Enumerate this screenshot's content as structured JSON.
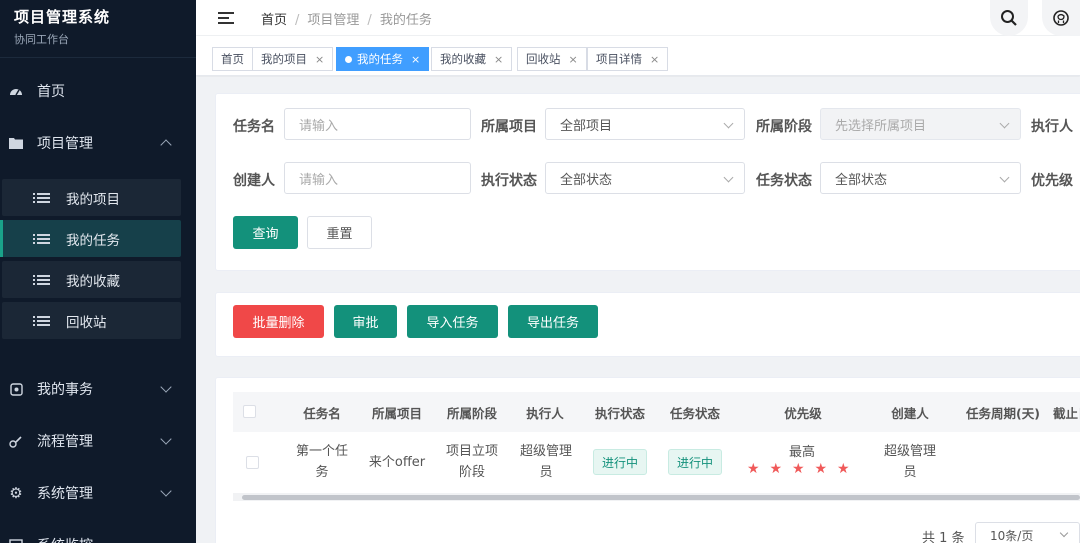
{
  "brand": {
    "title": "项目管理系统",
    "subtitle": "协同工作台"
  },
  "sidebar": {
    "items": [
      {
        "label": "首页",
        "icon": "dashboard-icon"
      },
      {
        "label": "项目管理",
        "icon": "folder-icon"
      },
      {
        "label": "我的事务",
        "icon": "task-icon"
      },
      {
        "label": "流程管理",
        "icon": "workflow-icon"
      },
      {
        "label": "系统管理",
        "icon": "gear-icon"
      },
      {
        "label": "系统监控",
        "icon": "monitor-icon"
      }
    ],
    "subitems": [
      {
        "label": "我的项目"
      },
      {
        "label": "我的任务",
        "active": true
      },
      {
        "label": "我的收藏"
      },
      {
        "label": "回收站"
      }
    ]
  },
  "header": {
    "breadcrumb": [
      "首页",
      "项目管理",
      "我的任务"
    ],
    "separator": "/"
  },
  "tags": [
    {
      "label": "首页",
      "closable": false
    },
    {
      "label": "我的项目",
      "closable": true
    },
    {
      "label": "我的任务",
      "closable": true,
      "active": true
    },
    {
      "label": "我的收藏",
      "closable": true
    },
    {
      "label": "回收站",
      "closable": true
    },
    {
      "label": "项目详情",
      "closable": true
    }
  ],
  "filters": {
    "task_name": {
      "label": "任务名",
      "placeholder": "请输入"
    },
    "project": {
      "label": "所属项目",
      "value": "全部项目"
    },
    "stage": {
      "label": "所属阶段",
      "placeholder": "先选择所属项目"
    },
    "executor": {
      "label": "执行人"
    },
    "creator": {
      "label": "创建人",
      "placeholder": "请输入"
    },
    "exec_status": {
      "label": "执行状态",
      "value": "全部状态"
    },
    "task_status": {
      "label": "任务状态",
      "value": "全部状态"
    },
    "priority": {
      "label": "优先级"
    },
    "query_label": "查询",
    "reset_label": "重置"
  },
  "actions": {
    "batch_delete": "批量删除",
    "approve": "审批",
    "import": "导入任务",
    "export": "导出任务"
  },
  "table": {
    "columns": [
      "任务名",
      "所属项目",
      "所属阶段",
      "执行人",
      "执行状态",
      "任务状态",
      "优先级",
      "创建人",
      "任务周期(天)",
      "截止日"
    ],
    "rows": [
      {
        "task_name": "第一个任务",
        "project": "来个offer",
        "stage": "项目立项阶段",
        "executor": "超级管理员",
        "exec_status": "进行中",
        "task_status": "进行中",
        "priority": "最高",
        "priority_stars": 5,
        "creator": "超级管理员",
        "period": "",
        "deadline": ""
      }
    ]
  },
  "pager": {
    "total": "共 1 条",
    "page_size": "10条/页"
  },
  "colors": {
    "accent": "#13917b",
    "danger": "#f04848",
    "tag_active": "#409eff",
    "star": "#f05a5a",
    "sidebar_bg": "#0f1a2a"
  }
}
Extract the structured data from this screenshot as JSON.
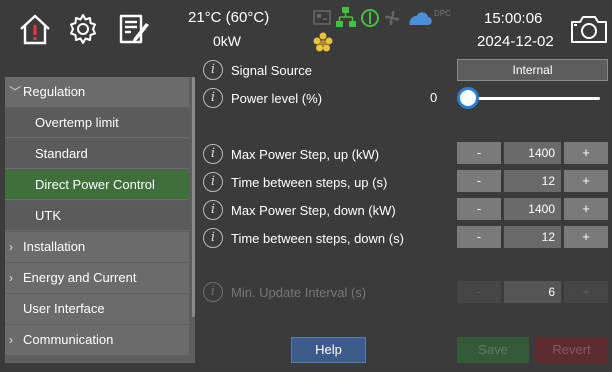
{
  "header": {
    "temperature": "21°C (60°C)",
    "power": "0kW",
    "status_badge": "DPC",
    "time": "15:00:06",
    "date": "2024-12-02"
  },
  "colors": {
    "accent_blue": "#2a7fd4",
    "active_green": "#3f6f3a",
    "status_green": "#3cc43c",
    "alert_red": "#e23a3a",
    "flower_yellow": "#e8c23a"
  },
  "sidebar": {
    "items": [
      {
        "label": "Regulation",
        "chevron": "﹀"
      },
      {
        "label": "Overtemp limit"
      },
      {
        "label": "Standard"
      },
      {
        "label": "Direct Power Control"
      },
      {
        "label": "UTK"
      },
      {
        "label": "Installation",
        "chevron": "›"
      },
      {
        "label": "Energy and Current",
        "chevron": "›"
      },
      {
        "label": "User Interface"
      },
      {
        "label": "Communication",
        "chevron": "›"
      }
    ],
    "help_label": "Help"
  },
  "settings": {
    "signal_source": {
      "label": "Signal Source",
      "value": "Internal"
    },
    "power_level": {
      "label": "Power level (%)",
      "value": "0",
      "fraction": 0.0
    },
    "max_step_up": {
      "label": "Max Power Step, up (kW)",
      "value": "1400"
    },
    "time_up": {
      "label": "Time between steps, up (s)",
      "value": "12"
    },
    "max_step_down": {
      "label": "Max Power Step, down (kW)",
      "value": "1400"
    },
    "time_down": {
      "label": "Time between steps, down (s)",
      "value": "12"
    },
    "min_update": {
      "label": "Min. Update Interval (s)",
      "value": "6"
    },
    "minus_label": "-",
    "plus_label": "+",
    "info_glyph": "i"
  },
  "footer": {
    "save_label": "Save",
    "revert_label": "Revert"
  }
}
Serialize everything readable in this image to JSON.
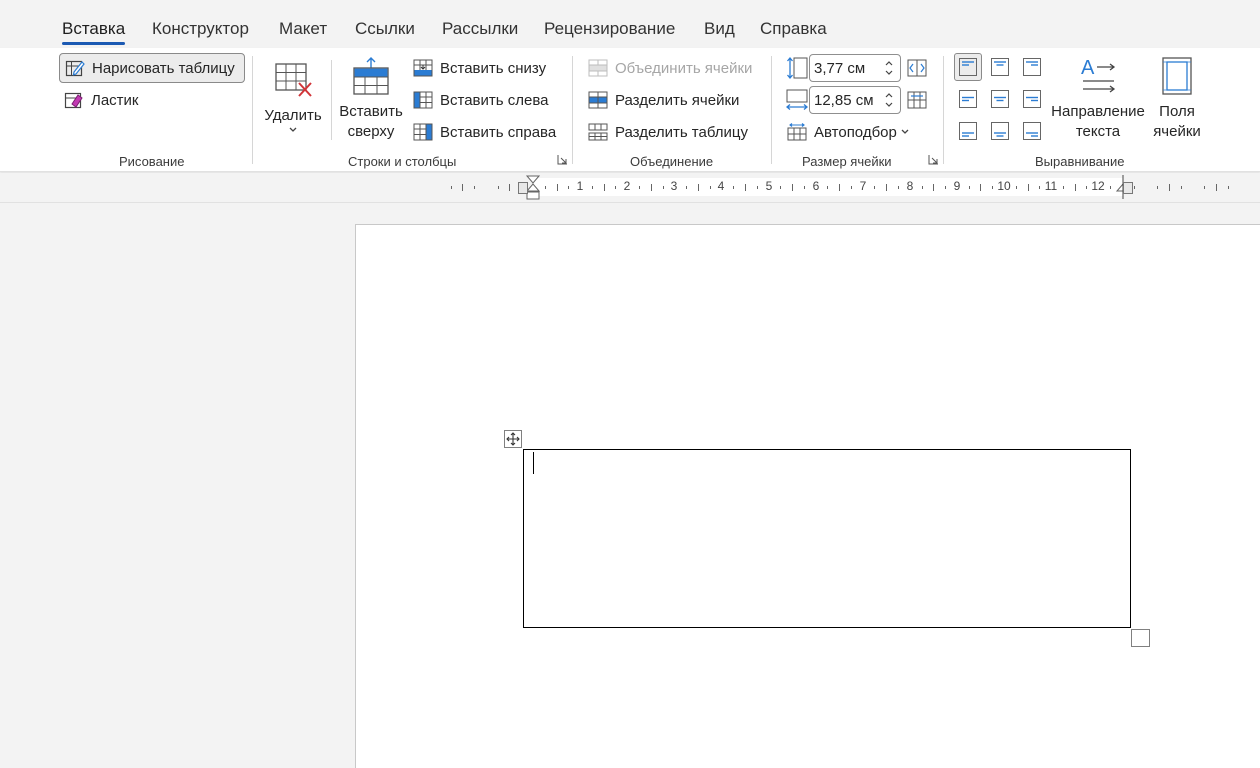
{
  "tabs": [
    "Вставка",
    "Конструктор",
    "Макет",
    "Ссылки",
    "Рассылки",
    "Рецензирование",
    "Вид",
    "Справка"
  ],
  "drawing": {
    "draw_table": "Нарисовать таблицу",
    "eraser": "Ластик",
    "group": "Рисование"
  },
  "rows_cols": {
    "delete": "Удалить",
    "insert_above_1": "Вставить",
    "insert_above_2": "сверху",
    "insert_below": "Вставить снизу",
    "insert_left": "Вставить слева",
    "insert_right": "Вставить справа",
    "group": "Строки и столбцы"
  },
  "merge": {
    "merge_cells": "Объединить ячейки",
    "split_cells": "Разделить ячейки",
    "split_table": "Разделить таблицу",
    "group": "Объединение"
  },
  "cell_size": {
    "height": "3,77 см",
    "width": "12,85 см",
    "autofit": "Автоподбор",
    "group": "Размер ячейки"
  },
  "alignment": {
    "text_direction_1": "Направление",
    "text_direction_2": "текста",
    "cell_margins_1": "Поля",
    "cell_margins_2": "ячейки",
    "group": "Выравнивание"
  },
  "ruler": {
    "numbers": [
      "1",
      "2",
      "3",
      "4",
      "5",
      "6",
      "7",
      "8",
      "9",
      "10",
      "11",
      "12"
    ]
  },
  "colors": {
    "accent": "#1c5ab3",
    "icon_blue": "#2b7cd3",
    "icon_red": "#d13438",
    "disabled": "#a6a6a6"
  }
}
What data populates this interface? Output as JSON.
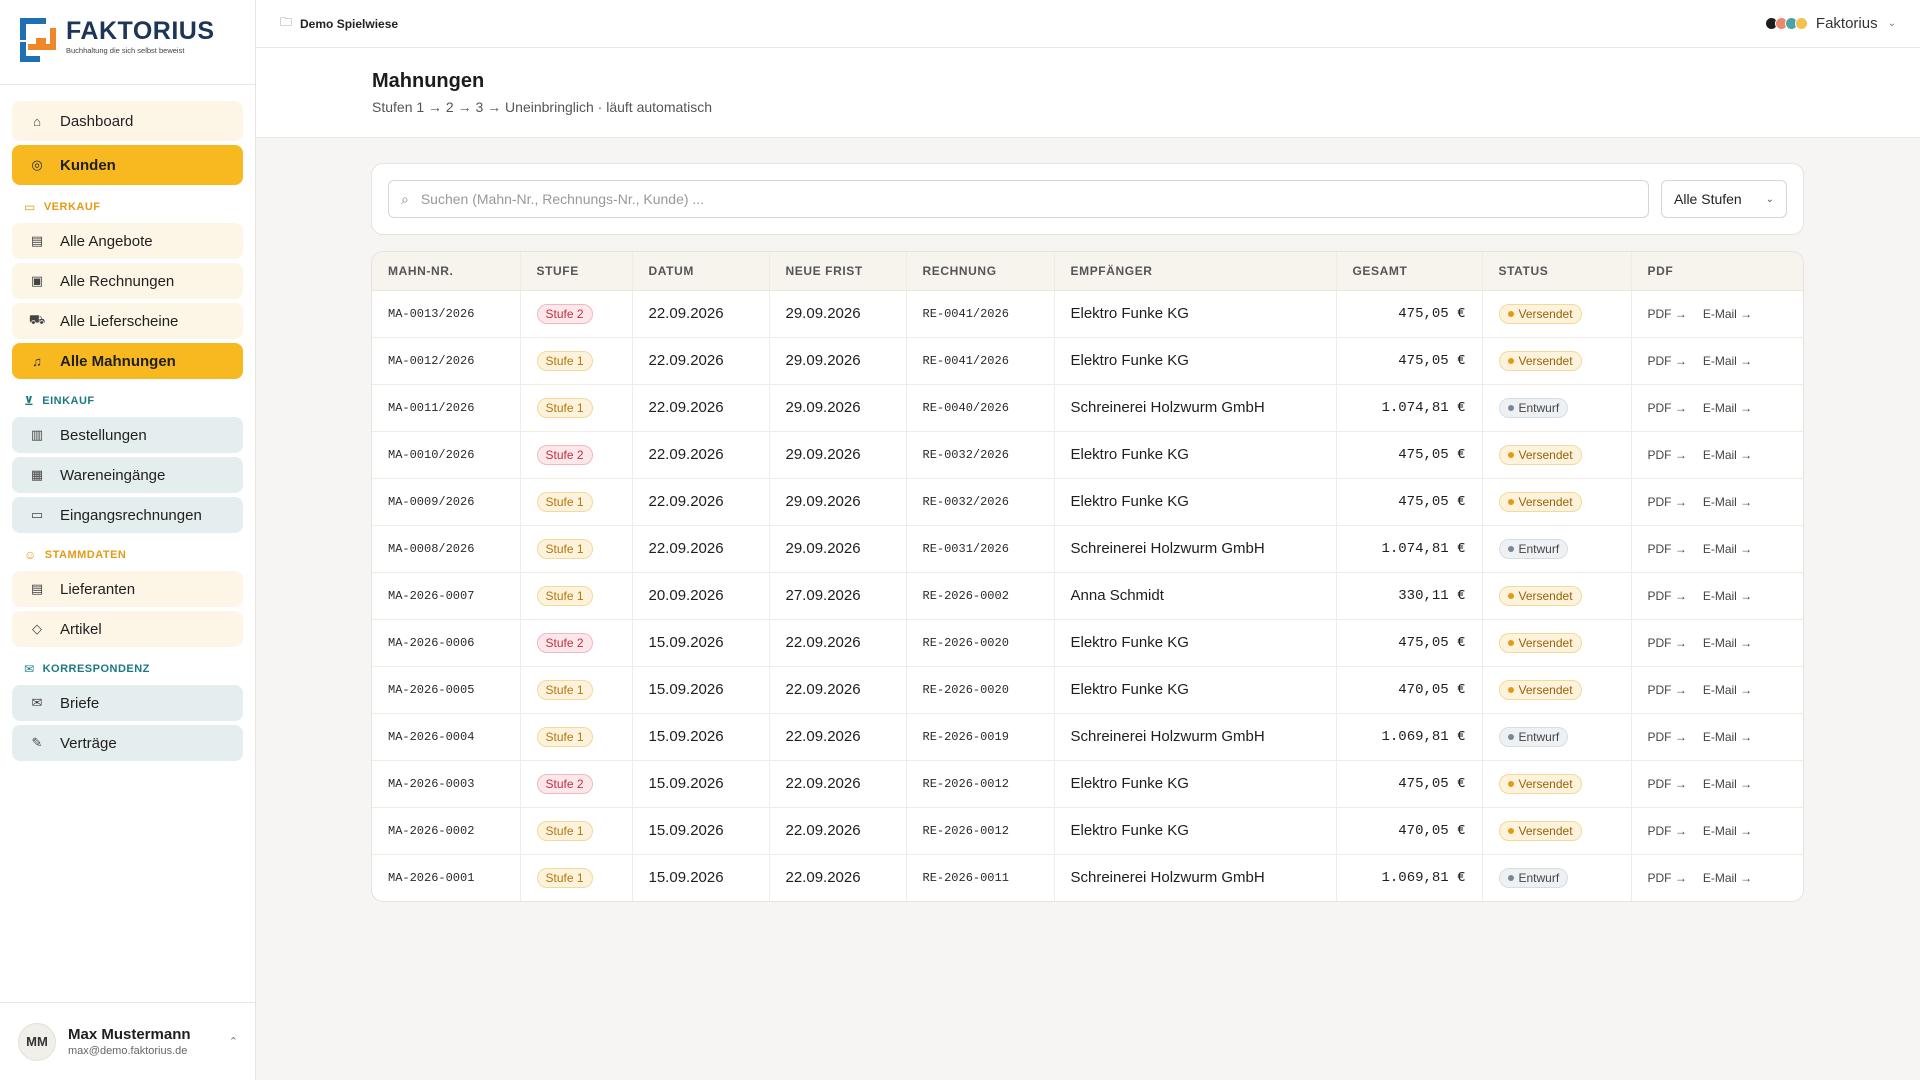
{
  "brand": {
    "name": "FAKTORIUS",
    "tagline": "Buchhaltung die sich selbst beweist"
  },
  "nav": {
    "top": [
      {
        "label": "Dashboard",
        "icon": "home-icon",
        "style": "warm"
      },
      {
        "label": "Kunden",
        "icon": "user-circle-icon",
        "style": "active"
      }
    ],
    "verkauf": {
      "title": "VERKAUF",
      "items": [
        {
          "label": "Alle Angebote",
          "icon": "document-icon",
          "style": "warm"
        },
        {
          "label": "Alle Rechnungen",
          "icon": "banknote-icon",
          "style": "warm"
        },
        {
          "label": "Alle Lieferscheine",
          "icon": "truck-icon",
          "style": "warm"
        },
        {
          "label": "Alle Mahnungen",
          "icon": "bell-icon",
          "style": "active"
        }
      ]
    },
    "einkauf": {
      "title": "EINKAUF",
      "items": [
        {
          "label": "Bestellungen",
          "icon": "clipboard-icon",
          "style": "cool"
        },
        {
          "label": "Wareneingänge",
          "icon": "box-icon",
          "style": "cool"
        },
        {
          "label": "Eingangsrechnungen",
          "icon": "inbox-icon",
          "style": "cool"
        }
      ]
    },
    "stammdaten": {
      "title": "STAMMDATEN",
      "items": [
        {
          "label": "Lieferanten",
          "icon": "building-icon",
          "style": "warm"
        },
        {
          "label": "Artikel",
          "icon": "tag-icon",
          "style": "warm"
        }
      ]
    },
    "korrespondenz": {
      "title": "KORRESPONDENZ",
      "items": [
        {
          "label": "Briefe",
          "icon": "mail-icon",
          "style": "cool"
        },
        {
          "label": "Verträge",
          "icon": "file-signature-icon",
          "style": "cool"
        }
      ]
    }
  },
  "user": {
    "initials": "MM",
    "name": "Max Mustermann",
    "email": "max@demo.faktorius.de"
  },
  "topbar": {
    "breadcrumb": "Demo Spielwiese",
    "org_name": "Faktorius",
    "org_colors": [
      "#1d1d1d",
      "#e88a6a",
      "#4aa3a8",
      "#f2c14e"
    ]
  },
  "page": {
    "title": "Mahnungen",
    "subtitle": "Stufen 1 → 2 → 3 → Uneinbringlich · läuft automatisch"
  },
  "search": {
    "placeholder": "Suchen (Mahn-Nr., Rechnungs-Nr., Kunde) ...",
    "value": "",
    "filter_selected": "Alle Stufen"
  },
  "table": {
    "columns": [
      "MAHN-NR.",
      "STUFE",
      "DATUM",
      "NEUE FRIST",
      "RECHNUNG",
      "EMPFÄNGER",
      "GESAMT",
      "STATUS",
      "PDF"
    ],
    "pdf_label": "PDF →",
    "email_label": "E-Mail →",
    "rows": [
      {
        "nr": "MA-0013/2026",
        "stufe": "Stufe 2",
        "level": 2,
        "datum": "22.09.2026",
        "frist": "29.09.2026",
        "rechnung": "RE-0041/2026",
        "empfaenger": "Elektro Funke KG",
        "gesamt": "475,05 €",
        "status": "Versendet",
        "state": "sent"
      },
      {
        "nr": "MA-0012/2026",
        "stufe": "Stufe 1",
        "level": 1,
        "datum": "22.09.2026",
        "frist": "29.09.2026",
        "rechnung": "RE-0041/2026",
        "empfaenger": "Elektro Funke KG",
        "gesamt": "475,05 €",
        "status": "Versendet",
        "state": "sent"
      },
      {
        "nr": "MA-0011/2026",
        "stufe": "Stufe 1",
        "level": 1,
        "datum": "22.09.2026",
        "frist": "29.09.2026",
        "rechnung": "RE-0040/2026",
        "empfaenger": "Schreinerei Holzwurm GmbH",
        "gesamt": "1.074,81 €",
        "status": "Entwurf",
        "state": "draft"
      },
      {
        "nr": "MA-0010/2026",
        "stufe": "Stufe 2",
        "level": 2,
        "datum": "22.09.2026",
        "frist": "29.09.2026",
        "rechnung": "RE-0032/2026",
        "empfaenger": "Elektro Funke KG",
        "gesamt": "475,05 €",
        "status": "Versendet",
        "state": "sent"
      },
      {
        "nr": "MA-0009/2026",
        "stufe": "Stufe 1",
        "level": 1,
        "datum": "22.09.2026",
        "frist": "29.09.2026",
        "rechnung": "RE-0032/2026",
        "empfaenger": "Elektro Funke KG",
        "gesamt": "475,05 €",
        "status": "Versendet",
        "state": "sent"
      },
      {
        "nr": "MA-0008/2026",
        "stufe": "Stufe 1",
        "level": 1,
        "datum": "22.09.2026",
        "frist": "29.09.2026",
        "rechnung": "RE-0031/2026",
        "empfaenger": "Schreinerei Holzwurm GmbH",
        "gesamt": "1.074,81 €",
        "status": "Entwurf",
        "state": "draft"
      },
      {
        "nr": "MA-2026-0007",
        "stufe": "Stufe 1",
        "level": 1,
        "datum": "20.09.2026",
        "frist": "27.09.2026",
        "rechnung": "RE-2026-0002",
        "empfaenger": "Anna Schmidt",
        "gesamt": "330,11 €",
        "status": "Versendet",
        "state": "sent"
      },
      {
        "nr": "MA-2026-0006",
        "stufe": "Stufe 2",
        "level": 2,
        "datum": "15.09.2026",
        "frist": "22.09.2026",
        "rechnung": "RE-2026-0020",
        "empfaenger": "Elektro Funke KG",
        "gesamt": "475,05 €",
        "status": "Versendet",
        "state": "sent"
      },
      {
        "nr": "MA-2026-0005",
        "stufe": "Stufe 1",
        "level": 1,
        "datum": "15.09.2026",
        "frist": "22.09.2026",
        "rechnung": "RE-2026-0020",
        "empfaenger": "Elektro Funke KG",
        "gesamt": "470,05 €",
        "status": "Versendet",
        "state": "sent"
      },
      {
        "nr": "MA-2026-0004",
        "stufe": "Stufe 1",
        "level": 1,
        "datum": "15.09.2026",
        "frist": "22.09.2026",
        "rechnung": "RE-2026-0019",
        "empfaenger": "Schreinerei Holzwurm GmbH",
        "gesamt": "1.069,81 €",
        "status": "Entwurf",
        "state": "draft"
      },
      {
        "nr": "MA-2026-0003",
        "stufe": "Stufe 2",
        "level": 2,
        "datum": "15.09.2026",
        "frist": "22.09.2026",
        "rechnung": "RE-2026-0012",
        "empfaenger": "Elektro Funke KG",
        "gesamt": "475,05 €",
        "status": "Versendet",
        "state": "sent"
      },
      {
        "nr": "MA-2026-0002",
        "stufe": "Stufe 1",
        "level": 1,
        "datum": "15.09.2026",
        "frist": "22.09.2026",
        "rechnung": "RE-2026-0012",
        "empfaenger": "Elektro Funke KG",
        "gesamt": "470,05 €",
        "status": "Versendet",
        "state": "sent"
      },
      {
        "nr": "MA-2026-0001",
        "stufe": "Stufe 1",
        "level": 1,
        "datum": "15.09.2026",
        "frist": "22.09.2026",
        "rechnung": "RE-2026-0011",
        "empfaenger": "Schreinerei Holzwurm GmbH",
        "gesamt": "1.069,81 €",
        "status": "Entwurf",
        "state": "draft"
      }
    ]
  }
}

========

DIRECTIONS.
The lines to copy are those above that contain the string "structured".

RESPONSE.
Enumerate this screenshot's content as structured JSON.
Extract the structured data from this screenshot as JSON.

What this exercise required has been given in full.